Task objective | Repeat the entries that follow verbatim, without any of their pictures.

[Provided data Boundary: Start]

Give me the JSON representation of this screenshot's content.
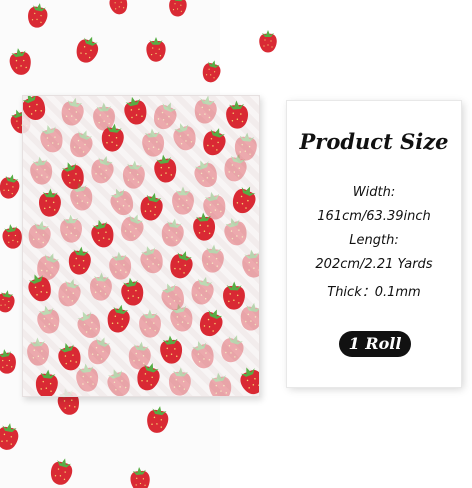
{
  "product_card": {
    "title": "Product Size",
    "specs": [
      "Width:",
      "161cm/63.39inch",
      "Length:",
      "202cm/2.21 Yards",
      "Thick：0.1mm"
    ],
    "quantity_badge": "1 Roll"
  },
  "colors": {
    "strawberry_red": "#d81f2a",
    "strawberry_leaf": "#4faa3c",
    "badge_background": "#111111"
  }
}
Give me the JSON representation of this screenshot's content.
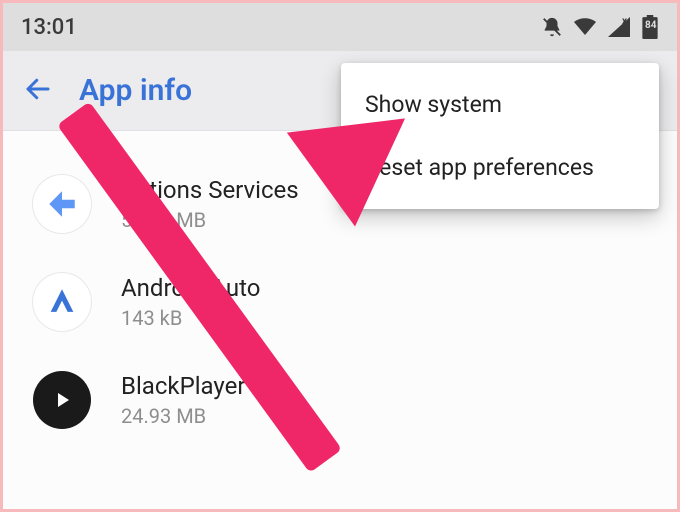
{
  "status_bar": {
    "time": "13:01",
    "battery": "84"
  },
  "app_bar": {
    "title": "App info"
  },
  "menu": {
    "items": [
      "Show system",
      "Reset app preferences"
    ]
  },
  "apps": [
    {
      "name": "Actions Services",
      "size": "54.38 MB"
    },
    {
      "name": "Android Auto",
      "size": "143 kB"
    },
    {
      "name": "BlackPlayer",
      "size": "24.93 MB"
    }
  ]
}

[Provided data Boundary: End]

Response to the task |
Give me the JSON representation of this screenshot's content.
{
  "product_card": {
    "title": "Product Size",
    "specs": [
      "Width:",
      "161cm/63.39inch",
      "Length:",
      "202cm/2.21 Yards",
      "Thick：0.1mm"
    ],
    "quantity_badge": "1 Roll"
  },
  "colors": {
    "strawberry_red": "#d81f2a",
    "strawberry_leaf": "#4faa3c",
    "badge_background": "#111111"
  }
}
Give me the JSON representation of this screenshot's content.
{
  "status_bar": {
    "time": "13:01",
    "battery": "84"
  },
  "app_bar": {
    "title": "App info"
  },
  "menu": {
    "items": [
      "Show system",
      "Reset app preferences"
    ]
  },
  "apps": [
    {
      "name": "Actions Services",
      "size": "54.38 MB"
    },
    {
      "name": "Android Auto",
      "size": "143 kB"
    },
    {
      "name": "BlackPlayer",
      "size": "24.93 MB"
    }
  ]
}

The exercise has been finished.